The Uniform Computer Information Transactions Act: Ethical Issues in Software Contract Law

Ethical Issues

There are two main issues brought forward by UCITA: ownership and liability. Regardless of whether UCITA or its opponents are justified, these issues will continue to be important.


Software vendors like the idea of selling software as a license. If they simply gave away software with no strings attached, they would not be able to sell as many copies, because people would get the software for free from their friends. Customers, however, would rather be the sole owners of their software, and not have to worry about breaking a contract every time they use it. Some, especially those of the Free Software / GNU movement, believe that software should not be owned by anyone at all, but its source code should be available to anyone.

The real issue here is that software is unlike most other things that are sold. Like a book, it's primary value is intellectual, not material. But, unlike a book, it is easy to make an identical copy of software without altering the original. It takes a large amount of time to create software, yet it is difficult to see why anyone would spend the time, if they cannot be assured of being paid for it. Licenses are a solution to this problem; they use the law to ensure that software developers will be rewarded for their effort. This is a problematic solution however, because, in order to promote the creation of software, it necessarily restricts how users can take advantage of that software. UCITA does not solve this problem, though it tries to come up with a fair, consistent way to implement the license solution. Ownership of software is an issue that is still highly controversial, and only the future can tell how it will be solved.

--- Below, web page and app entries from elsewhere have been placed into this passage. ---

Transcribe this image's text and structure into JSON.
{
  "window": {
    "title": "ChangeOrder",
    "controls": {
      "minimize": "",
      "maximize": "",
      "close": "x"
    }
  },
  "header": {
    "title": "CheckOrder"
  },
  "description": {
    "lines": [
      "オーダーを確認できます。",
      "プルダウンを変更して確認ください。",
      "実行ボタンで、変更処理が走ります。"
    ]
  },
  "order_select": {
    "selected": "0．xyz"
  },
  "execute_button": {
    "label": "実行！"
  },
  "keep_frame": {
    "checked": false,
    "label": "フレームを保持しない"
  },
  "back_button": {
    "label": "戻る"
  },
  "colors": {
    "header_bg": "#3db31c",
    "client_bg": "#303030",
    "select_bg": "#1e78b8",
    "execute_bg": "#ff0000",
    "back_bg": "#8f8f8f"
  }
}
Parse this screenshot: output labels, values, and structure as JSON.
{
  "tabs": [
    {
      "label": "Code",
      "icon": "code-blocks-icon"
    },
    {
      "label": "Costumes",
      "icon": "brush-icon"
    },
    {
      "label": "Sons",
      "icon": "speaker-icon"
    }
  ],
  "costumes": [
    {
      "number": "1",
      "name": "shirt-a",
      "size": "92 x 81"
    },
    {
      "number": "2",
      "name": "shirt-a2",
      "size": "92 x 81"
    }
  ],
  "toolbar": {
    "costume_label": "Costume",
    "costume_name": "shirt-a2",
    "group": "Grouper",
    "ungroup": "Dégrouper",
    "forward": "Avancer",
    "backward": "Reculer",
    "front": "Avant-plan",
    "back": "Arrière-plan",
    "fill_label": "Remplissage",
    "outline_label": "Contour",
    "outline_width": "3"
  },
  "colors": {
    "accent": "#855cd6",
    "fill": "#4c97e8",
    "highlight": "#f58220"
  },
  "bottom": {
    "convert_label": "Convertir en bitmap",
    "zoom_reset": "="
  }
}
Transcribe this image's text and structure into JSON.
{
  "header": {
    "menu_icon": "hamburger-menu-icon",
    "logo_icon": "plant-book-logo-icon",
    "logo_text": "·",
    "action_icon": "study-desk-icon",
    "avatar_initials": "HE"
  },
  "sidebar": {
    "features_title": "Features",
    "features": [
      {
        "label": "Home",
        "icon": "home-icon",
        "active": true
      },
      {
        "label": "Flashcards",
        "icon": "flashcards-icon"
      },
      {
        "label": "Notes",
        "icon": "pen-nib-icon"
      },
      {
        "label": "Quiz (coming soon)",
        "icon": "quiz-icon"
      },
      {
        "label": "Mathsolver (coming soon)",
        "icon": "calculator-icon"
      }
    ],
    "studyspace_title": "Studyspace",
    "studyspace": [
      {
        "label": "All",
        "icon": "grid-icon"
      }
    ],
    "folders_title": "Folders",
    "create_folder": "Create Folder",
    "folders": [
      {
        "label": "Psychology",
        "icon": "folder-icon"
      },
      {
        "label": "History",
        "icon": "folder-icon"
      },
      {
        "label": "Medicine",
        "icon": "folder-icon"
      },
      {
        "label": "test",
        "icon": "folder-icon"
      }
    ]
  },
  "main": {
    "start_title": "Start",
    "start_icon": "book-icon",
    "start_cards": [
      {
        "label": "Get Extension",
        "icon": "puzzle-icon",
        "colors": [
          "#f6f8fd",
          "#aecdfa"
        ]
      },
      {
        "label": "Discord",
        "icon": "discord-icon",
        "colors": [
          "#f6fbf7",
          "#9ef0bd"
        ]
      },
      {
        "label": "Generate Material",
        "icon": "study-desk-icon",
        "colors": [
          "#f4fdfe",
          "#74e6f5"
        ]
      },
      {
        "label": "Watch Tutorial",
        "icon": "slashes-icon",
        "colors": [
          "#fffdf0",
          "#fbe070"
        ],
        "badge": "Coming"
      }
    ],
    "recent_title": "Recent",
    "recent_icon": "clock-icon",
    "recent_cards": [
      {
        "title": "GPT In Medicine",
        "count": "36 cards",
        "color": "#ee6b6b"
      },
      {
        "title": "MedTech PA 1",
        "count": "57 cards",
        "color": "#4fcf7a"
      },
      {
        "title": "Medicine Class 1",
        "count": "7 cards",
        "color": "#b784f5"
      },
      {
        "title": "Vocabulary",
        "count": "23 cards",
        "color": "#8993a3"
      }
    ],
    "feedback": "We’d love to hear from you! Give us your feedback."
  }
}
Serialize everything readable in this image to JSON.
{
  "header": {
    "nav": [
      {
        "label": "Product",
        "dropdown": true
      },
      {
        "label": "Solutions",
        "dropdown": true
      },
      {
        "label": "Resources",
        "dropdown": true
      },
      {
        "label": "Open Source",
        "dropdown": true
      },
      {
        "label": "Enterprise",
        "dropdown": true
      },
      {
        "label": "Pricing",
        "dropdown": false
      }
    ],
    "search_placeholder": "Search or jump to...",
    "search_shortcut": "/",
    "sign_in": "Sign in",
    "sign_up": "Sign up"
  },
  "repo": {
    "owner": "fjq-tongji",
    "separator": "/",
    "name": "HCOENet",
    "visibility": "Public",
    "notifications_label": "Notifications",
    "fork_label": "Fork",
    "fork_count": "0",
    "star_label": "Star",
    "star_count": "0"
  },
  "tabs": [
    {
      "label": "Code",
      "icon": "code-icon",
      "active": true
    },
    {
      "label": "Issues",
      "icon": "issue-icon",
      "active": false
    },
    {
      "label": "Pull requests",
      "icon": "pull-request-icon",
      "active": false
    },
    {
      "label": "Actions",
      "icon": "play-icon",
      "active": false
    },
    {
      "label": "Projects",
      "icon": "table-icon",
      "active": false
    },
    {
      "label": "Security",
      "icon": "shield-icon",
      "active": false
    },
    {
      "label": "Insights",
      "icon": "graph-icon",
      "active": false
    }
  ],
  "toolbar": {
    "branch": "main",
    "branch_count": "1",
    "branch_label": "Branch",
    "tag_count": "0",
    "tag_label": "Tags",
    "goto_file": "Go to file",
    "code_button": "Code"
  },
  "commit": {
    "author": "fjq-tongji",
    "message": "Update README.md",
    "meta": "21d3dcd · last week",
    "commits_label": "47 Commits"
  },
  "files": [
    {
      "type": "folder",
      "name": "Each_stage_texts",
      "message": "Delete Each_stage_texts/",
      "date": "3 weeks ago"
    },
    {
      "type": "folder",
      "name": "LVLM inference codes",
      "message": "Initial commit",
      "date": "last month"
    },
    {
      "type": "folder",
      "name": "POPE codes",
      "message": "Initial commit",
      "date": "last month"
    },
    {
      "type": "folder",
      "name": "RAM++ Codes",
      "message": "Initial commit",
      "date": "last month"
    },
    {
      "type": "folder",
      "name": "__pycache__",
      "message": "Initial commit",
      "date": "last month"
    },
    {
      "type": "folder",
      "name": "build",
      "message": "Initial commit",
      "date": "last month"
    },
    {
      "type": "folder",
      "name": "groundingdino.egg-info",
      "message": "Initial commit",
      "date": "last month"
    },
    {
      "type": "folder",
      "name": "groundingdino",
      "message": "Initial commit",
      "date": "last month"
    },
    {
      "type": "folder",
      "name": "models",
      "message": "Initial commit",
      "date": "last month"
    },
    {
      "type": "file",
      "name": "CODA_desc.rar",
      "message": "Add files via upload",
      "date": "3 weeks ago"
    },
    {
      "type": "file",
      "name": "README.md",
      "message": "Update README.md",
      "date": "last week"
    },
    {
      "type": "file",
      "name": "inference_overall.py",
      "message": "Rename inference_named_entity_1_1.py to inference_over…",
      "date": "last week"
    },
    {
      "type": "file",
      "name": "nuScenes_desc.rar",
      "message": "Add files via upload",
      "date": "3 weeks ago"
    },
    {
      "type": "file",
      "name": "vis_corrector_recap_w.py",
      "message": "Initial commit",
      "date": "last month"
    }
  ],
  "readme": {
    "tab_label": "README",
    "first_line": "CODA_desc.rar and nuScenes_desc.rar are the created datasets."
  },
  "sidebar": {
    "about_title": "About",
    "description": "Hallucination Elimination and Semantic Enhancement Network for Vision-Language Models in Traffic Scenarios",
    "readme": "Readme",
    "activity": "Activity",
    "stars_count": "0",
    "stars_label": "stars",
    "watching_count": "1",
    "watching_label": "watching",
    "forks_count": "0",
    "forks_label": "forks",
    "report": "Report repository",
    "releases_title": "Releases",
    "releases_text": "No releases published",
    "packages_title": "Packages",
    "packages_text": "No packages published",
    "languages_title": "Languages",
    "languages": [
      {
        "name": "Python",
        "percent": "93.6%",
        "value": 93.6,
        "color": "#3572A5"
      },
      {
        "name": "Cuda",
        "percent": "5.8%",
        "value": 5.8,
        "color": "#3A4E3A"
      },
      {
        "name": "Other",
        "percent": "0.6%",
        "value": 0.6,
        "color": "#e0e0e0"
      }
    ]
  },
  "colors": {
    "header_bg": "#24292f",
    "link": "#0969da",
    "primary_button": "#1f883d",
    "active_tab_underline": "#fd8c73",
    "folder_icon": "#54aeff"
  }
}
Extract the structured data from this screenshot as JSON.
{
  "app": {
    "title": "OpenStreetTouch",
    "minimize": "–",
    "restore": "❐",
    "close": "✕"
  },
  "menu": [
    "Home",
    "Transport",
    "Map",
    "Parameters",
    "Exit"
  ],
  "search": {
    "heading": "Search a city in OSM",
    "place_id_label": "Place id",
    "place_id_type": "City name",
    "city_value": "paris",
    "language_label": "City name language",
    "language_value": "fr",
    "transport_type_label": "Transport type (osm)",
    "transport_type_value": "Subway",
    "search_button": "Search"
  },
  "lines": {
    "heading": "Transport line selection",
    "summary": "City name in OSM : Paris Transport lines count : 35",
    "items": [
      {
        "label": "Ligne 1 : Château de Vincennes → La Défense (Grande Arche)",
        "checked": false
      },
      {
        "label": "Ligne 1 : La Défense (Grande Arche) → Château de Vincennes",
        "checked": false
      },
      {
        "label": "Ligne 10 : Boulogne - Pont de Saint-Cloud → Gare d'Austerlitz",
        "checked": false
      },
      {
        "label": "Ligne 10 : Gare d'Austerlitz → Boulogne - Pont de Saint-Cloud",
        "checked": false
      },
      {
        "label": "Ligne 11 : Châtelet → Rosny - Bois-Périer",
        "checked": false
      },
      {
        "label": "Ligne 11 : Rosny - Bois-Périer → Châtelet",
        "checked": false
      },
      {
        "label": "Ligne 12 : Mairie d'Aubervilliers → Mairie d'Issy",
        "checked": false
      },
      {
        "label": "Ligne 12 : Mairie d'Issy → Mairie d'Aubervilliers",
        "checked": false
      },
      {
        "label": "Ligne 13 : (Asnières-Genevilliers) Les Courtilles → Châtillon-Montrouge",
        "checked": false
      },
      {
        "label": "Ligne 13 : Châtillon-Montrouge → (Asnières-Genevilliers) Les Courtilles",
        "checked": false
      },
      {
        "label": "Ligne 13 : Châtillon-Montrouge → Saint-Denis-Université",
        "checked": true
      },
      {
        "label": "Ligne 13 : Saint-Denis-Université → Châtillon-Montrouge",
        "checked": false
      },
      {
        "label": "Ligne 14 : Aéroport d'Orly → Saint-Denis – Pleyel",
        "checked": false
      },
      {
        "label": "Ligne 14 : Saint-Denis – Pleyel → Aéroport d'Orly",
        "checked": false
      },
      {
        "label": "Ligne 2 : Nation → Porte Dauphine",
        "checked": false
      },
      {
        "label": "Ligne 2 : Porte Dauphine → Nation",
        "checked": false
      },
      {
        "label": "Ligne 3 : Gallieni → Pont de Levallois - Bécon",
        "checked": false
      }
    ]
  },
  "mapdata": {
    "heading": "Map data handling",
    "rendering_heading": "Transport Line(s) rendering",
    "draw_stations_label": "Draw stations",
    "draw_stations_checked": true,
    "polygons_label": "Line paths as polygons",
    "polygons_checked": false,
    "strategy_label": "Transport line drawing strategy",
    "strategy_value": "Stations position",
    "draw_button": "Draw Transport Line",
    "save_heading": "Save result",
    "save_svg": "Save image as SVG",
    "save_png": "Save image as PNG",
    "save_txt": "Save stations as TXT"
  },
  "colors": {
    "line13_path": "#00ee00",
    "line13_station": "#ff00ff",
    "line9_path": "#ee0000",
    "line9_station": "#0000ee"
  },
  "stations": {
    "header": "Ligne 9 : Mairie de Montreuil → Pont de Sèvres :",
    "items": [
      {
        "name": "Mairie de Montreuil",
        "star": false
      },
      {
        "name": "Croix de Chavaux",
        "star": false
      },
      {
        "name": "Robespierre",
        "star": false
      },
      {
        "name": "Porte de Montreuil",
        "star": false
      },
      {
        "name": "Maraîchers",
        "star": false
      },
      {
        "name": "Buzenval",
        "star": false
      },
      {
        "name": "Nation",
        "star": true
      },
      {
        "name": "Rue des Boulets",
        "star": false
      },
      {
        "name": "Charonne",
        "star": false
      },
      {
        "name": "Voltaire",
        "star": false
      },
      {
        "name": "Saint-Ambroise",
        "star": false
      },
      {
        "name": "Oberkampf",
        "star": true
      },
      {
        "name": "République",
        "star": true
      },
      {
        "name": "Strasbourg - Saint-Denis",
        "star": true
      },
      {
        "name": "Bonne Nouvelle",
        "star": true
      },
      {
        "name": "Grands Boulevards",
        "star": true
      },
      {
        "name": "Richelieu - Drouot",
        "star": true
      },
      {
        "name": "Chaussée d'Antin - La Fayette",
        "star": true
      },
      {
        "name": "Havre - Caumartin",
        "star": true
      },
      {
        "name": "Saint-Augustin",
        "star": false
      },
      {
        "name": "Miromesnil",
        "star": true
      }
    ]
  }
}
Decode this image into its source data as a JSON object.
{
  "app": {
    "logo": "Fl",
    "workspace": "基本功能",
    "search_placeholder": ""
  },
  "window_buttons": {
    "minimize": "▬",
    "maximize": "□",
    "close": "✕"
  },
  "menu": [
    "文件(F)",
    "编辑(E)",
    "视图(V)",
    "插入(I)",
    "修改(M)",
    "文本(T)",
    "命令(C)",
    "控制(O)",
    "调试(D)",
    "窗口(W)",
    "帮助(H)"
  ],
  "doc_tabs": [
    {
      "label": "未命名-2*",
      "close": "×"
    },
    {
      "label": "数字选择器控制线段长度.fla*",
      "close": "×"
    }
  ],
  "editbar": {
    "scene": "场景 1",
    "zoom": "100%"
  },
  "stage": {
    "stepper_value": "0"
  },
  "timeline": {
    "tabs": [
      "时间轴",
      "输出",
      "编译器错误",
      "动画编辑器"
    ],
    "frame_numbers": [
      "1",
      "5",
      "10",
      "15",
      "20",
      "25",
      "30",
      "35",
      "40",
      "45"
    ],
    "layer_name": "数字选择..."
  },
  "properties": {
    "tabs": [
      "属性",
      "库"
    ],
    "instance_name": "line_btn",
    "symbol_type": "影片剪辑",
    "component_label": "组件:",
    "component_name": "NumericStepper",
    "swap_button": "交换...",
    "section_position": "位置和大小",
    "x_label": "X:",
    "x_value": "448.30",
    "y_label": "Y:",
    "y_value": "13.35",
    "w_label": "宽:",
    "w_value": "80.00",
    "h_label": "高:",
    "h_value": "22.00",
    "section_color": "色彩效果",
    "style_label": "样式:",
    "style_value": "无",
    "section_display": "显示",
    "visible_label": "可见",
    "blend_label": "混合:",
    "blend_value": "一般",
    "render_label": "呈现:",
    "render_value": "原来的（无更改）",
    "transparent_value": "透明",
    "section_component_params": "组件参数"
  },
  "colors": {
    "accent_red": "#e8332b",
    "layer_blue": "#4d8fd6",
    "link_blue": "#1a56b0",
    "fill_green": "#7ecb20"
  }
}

If a company sells a customer a product, and that product fails to perform its function or causes damages to the customer (and this is the product's fault), the company is liable. This requires companies to spend the time and money to make sure their products are of sufficient quality to make failures unlikely. However, if the product is software, the UCITA would allow the company to be free from all such liability simply by claiming so in the license.

Some argue that this will lead to faulty products and cheated customers. Others claim this is unrealistic, and fear of bad publicity will force software venders to maintain a certain level of quality. Quality is far more difficult to ensure in software products, however, so to require the same level of liability would hurt smaller software companies who cannot afford extensive testing. When a product is faulty, the the customer and the company both feel some of the damages. The question of who gets hurt more, and what situations determine this balance, is an open one that will require time and experience with software in the economy.


Hans Andersen, Jeff Raymakers, Jonathan Reichenthal
March 2001